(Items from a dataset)

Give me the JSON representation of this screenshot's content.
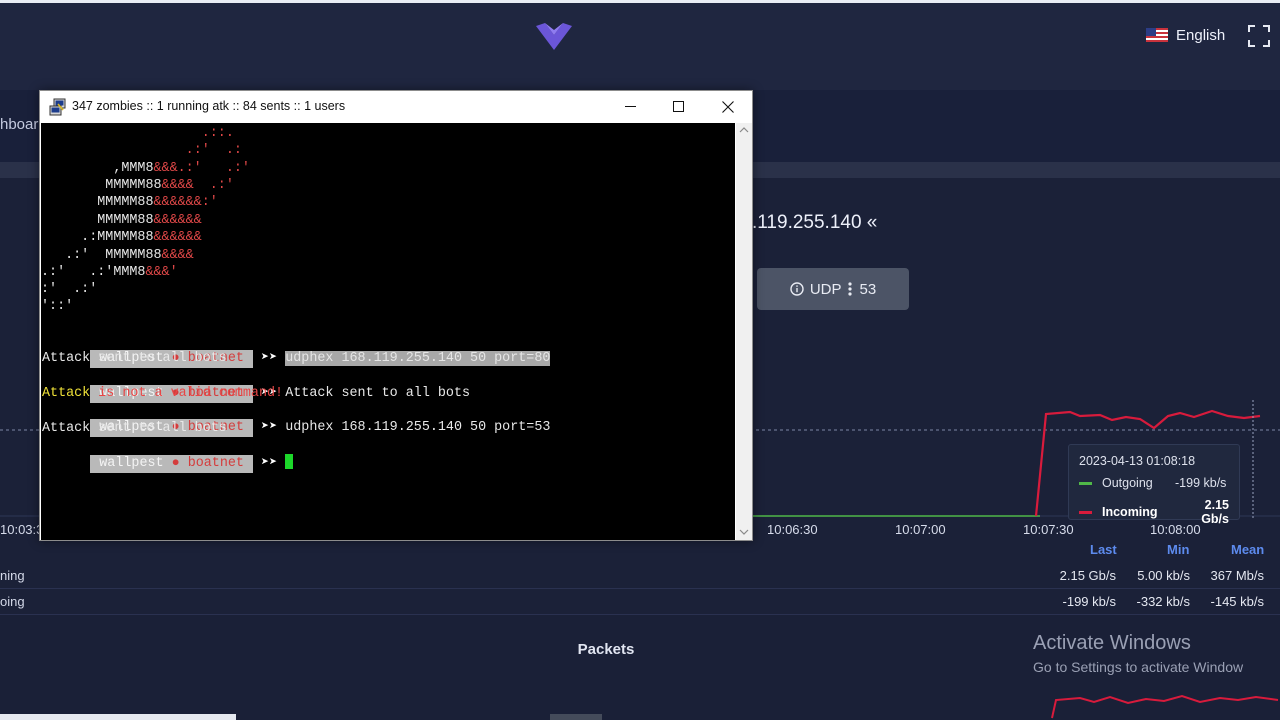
{
  "header": {
    "language": "English",
    "icons": [
      "logo-icon",
      "us-flag-icon",
      "fullscreen-icon"
    ]
  },
  "nav": {
    "crumb": "hboard"
  },
  "attack": {
    "target": ".119.255.140 «",
    "method": "UDP",
    "value": "53"
  },
  "chart": {
    "x_ticks": [
      "10:03:3",
      "10:06:30",
      "10:07:00",
      "10:07:30",
      "10:08:00"
    ],
    "tooltip": {
      "time": "2023-04-13 01:08:18",
      "outgoing_label": "Outgoing",
      "outgoing_value": "-199 kb/s",
      "incoming_label": "Incoming",
      "incoming_value": "2.15 Gb/s"
    },
    "colors": {
      "outgoing": "#50b848",
      "incoming": "#d81b3c"
    }
  },
  "stats": {
    "headers": [
      "Last",
      "Min",
      "Mean"
    ],
    "rows": [
      {
        "label": "ning",
        "last": "2.15 Gb/s",
        "min": "5.00 kb/s",
        "mean": "367 Mb/s"
      },
      {
        "label": "oing",
        "last": "-199 kb/s",
        "min": "-332 kb/s",
        "mean": "-145 kb/s"
      }
    ]
  },
  "packets": {
    "title": "Packets"
  },
  "watermark": {
    "title": "Activate Windows",
    "subtitle": "Go to Settings to activate Window"
  },
  "terminal": {
    "title": "347 zombies :: 1 running atk :: 84 sents :: 1 users",
    "prompt_user": "wallpest",
    "prompt_sep": "●",
    "prompt_host": "boatnet",
    "chevron": "➤➤",
    "cmd1": "udphex 168.119.255.140 50 port=80",
    "out1": "Attack sent to all bots",
    "cmd2": "Attack sent to all bots",
    "out2_a": "Attack",
    "out2_b": " is not a valid command!",
    "cmd3": "udphex 168.119.255.140 50 port=53",
    "out3": "Attack sent to all bots",
    "ascii_art": [
      [
        "                    ",
        ".::.",
        ""
      ],
      [
        "                  ",
        ".:'  .:",
        ""
      ],
      [
        "         ,MMM8",
        "&&&.:'   .:'",
        ""
      ],
      [
        "        MMMMM88",
        "&&&&",
        "  .:'"
      ],
      [
        "       MMMMM88",
        "&&&&&&:'",
        ""
      ],
      [
        "       MMMMM88",
        "&&&&&&",
        ""
      ],
      [
        "     .:MMMMM88",
        "&&&&&&",
        ""
      ],
      [
        "   .:'  MMMMM88",
        "&&&&",
        ""
      ],
      [
        ".:'   .:'MMM8",
        "&&&'",
        ""
      ],
      [
        ":'  .:'",
        "",
        ""
      ],
      [
        "'::'",
        "",
        ""
      ]
    ]
  }
}
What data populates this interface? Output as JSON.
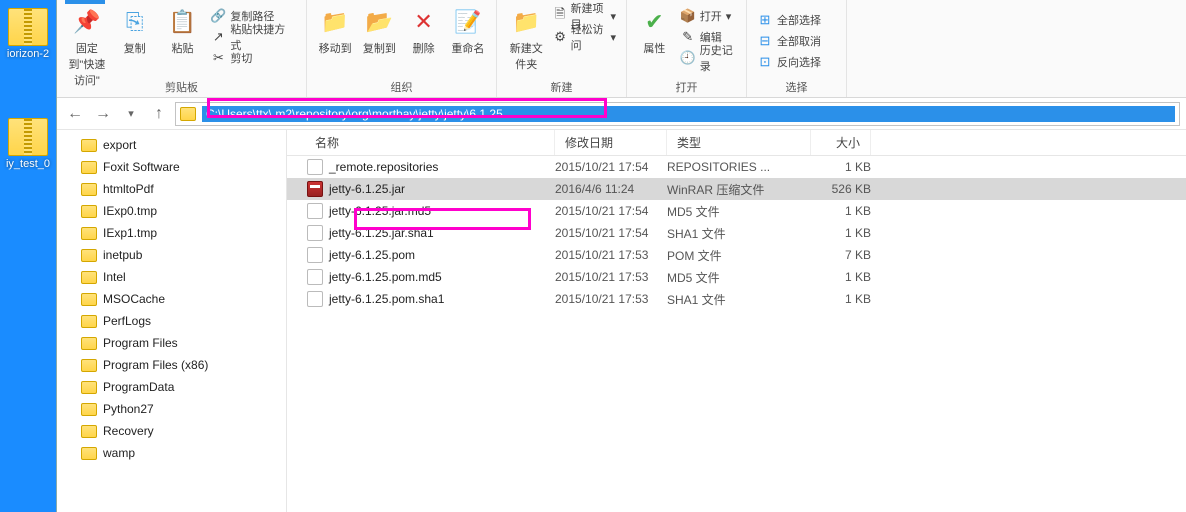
{
  "desktop": {
    "icons": [
      {
        "label": "iorizon-2"
      },
      {
        "label": "iy_test_0"
      }
    ]
  },
  "ribbon": {
    "pin_quick": "固定到\"快速访问\"",
    "copy": "复制",
    "paste": "粘贴",
    "copy_path": "复制路径",
    "paste_shortcut": "粘贴快捷方式",
    "cut": "剪切",
    "group_clipboard": "剪贴板",
    "move_to": "移动到",
    "copy_to": "复制到",
    "delete": "删除",
    "rename": "重命名",
    "group_organize": "组织",
    "new_folder": "新建文件夹",
    "new_item": "新建项目",
    "easy_access": "轻松访问",
    "group_new": "新建",
    "properties": "属性",
    "open": "打开",
    "edit": "编辑",
    "history": "历史记录",
    "group_open": "打开",
    "select_all": "全部选择",
    "select_none": "全部取消",
    "invert_selection": "反向选择",
    "group_select": "选择"
  },
  "address": {
    "path": "C:\\Users\\ttx\\.m2\\repository\\org\\mortbay\\jetty\\jetty\\6.1.25"
  },
  "tree": {
    "items": [
      "export",
      "Foxit Software",
      "htmltoPdf",
      "IExp0.tmp",
      "IExp1.tmp",
      "inetpub",
      "Intel",
      "MSOCache",
      "PerfLogs",
      "Program Files",
      "Program Files (x86)",
      "ProgramData",
      "Python27",
      "Recovery",
      "wamp"
    ]
  },
  "columns": {
    "name": "名称",
    "date": "修改日期",
    "type": "类型",
    "size": "大小"
  },
  "files": [
    {
      "name": "_remote.repositories",
      "date": "2015/10/21 17:54",
      "type": "REPOSITORIES ...",
      "size": "1 KB",
      "icon": "doc"
    },
    {
      "name": "jetty-6.1.25.jar",
      "date": "2016/4/6 11:24",
      "type": "WinRAR 压缩文件",
      "size": "526 KB",
      "icon": "rar",
      "selected": true
    },
    {
      "name": "jetty-6.1.25.jar.md5",
      "date": "2015/10/21 17:54",
      "type": "MD5 文件",
      "size": "1 KB",
      "icon": "doc"
    },
    {
      "name": "jetty-6.1.25.jar.sha1",
      "date": "2015/10/21 17:54",
      "type": "SHA1 文件",
      "size": "1 KB",
      "icon": "doc"
    },
    {
      "name": "jetty-6.1.25.pom",
      "date": "2015/10/21 17:53",
      "type": "POM 文件",
      "size": "7 KB",
      "icon": "doc"
    },
    {
      "name": "jetty-6.1.25.pom.md5",
      "date": "2015/10/21 17:53",
      "type": "MD5 文件",
      "size": "1 KB",
      "icon": "doc"
    },
    {
      "name": "jetty-6.1.25.pom.sha1",
      "date": "2015/10/21 17:53",
      "type": "SHA1 文件",
      "size": "1 KB",
      "icon": "doc"
    }
  ]
}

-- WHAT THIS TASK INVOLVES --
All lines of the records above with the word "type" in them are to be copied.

-- RESPONSE FOR THIS EXERCISE --
    "type": "类型",
      "type": "REPOSITORIES ...",
      "type": "WinRAR 压缩文件",
      "type": "MD5 文件",
      "type": "SHA1 文件",
      "type": "POM 文件",
      "type": "MD5 文件",
      "type": "SHA1 文件",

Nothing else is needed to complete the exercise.